For those who recall basic chemistry, this dispute might seem a bit odd. After all, fructose is chemically classified as a sugar (as is, obviously, glucose). As such, it is tempting to agree with the Corn Refiners Association: high fructose corn syrup is sugar. However, the FDA does not define “sugar” chemically, but also in terms of its state (it must be a solid-at least in its “normal” state). As such, syrup is not a sugar-even if it is chemically a sugar (or two sugars mixed together). This, of course, might suggest that the dispute is thus the result of some sort of arcane legal process in which the definition of what seem to be a chemical term is set by bureaucrats and lobbyists rather than by chemists. Given that chemists are presumably the legitimate experts on what counts as a sugar, it would seem more rational to rely on the scientific rather than seemingly political definition of “sugar.”
One obvious reply is that the FDA might have a legitimate reason for classifying sugar in a way that involves it being a specific sort of solid rather than based on its chemical composition. After all, looking at the matter from the standpoint of food classifications, there does seem to be a reasonable distinction between a syrup and sugar. To use an appeal to intuition, imagine that you ask for some sugar for your coffee and you are handed a bottle of syrup. If the person said “this is fructose syrup, which is a sugar”, then you would probably reply that you mean the white crystal stuff. As such, looked at from the standpoint of how consumers understand “sugar” and “syrup”, high fructose corn syrup would be syrup and not corn sugar. This leads to the second point.
A second obvious reply is that renaming high fructose corn syrup would seem to primarily serve to mislead consumers. As noted above, until consumers sorted out that “corn sugar” actually refers to high fructose corn syrup, they are likely to buy products thinking that they are avoiding an ingredient they do not want. While I will not make any claims about the true intentions of the Corn Refiners Association, misleading the public in this way is morally dubious at best.

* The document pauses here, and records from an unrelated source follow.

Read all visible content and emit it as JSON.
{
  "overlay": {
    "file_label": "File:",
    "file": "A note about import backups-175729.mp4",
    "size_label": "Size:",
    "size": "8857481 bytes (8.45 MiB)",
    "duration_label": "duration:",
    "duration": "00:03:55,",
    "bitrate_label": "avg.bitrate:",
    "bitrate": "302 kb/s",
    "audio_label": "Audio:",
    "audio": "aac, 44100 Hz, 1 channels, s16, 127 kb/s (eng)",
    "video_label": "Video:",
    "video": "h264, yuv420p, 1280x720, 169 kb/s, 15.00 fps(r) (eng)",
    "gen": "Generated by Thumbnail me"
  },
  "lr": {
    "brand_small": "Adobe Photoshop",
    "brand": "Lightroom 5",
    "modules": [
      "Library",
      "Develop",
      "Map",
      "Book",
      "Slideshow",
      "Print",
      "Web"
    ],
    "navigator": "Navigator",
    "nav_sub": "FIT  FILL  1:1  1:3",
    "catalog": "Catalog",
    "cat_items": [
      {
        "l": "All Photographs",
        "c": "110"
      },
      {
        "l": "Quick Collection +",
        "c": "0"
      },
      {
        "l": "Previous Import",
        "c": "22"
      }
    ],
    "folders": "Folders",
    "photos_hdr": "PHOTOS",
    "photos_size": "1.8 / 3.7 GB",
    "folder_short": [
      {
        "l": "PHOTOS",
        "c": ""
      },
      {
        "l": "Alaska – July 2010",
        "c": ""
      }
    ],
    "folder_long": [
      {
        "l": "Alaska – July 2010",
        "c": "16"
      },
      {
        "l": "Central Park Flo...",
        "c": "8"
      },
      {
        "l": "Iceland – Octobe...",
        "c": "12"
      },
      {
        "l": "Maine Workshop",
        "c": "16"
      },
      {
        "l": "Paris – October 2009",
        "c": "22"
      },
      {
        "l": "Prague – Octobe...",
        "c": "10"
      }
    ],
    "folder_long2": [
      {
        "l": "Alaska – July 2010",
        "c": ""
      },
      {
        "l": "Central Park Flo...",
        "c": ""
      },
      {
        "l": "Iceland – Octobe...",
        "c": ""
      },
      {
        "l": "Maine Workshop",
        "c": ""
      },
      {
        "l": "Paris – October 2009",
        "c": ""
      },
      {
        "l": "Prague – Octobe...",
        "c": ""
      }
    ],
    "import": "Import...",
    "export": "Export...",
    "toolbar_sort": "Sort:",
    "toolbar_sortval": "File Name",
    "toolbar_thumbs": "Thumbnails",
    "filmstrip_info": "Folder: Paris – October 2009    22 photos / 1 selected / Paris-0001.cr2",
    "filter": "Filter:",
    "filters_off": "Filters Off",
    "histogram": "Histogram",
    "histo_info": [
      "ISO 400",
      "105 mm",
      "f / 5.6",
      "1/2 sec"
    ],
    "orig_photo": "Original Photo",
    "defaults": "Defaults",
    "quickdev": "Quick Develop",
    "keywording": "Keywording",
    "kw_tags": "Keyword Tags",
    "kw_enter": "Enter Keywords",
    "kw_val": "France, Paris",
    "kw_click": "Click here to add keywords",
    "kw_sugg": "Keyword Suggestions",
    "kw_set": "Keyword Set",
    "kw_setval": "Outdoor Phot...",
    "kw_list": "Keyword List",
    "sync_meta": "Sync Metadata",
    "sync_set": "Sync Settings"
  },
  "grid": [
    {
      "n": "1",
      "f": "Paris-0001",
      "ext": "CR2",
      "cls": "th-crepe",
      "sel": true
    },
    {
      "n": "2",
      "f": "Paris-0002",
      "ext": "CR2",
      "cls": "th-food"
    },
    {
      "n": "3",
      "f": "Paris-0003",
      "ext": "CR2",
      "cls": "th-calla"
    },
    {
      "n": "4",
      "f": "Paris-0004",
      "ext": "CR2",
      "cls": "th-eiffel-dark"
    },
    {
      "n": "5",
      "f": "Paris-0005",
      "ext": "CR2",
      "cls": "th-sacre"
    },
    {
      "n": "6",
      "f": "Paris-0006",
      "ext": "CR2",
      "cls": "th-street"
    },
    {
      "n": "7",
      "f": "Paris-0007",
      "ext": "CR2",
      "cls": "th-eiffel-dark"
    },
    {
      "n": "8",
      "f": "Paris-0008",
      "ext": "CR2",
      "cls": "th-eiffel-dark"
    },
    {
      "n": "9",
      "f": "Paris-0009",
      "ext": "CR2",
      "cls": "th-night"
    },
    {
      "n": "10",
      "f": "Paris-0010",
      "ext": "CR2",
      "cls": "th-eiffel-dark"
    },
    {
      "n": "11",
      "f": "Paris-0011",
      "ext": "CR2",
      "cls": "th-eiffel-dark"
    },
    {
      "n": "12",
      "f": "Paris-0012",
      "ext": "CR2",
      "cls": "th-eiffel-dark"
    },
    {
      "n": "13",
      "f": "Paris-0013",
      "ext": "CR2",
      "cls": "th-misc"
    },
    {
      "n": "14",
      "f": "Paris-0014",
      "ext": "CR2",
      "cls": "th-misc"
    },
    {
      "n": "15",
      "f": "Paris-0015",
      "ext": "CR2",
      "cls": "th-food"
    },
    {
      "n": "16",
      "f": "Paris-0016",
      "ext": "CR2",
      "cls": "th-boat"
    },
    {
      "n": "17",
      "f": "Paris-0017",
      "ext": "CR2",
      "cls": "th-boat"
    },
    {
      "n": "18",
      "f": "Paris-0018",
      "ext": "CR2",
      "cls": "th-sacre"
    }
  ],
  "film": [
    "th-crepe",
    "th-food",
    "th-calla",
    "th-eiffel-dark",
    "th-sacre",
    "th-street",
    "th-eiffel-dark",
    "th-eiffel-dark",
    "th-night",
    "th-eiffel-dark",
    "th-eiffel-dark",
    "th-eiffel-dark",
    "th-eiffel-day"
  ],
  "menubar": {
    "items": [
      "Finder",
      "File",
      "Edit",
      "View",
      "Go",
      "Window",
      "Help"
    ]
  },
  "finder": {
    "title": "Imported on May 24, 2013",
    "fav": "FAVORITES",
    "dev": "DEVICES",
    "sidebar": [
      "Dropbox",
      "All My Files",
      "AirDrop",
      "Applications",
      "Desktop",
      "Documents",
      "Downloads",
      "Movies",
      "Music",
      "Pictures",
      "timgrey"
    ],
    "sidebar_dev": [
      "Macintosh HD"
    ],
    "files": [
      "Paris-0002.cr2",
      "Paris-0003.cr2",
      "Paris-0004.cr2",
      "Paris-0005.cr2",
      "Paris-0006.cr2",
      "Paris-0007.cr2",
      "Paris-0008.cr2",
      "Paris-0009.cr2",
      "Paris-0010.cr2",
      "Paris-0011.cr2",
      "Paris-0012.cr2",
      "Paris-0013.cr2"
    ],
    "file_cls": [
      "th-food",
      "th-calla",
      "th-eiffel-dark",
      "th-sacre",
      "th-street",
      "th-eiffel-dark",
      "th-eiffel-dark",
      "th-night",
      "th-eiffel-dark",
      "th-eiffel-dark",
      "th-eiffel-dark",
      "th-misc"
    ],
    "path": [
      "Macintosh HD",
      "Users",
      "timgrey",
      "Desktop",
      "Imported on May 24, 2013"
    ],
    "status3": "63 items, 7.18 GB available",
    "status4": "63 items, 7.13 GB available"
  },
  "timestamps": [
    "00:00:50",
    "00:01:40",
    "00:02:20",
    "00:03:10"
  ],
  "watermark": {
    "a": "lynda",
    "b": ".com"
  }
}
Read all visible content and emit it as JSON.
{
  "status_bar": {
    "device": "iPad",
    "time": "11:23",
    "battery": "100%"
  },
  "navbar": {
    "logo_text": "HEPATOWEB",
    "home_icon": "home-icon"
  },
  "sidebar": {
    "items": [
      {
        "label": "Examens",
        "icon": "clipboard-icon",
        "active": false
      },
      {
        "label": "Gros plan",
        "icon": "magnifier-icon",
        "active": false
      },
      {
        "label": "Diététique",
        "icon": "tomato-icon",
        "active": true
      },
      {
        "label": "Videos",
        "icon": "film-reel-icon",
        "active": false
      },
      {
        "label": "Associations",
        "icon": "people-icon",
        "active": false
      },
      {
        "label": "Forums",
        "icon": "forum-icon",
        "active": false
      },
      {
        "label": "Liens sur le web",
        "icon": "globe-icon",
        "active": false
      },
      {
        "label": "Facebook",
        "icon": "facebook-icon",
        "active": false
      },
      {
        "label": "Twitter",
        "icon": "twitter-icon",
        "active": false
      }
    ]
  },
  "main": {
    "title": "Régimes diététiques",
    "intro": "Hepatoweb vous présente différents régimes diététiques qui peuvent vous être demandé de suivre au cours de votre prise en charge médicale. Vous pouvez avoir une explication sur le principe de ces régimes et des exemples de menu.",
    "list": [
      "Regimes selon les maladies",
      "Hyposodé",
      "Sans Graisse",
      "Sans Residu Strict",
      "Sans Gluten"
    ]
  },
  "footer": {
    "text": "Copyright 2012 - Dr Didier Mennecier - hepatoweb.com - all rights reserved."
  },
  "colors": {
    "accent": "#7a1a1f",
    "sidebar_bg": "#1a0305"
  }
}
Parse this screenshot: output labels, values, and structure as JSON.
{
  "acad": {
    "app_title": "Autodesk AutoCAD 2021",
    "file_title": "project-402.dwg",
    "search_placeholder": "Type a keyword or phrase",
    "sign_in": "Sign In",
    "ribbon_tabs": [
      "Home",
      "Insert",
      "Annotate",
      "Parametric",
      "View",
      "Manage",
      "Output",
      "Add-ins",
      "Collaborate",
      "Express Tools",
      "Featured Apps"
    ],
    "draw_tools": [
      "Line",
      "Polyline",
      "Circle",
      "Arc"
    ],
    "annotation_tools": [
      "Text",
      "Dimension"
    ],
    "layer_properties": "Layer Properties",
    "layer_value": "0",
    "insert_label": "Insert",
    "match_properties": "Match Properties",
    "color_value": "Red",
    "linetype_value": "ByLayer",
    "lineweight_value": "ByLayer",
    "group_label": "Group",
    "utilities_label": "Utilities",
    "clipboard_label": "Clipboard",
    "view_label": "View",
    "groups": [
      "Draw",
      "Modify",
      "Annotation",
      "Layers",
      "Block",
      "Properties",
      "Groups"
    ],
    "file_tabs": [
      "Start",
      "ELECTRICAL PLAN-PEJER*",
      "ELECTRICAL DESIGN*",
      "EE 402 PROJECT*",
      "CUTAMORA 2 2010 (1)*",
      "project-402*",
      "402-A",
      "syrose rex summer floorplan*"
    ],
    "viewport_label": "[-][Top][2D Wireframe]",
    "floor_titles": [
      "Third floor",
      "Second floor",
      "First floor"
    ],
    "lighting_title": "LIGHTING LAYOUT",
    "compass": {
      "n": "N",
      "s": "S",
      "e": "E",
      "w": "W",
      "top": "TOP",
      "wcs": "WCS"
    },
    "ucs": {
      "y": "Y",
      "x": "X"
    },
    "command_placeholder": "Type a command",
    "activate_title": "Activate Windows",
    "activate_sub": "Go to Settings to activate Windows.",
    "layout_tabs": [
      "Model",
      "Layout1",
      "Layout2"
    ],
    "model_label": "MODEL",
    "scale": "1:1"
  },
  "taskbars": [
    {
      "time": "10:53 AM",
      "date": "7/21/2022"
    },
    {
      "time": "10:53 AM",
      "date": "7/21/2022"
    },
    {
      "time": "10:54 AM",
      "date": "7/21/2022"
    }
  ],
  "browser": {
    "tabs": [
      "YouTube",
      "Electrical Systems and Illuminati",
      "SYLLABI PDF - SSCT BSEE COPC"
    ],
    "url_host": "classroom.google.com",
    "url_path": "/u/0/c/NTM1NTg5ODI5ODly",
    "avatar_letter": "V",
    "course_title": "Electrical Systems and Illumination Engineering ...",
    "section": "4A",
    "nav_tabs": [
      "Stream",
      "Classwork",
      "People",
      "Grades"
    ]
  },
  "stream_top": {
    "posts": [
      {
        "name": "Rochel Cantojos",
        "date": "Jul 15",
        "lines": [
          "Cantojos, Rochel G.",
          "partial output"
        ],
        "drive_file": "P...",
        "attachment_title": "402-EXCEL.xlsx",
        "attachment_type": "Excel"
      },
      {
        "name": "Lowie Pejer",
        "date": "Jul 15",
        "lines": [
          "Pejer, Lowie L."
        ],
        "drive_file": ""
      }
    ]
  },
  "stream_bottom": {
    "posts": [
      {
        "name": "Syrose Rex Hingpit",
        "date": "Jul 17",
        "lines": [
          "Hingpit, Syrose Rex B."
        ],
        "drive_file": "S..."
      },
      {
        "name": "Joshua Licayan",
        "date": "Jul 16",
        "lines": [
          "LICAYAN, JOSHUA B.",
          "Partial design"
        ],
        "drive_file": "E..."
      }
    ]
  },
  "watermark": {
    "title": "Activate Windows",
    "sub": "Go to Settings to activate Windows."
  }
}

My second reply could be countered by arguing that the name change is not intended to mislead consumers but to offset an unfounded bad reputation that high fructose corn syrup does not deserve. After all, consumers often seem to regard high fructose corn syrup as bad-at least as being worse than sugar. If this is not the case, then the syrup is being judged unfairly. If this is the case, then it could be contended that the name change would merely allow the maligned ingredient to shed its unearned bad reputation. This could be seen as a person who has been falsely accused of misdeeds electing to change his name for a fresh start because he has been unable to erase the stain on his original name. This does have a certain moral appeal to it, but I am inclined to think that it is offset by the fact that most consumers would be ignorant of the name change and hence would be misled by such labels. As such, I do agree with the FDA’s decision to not allow the name change.
In terms of the science, the American Medical Association takes the view that there is not adequate evidence to start restricting the use of the syrup. More research is, however, is planned. The Center for Science in the Public Interest currently takes the view that the syrup is no worse than table sugar-but that Americans consume too much of both sweeteners.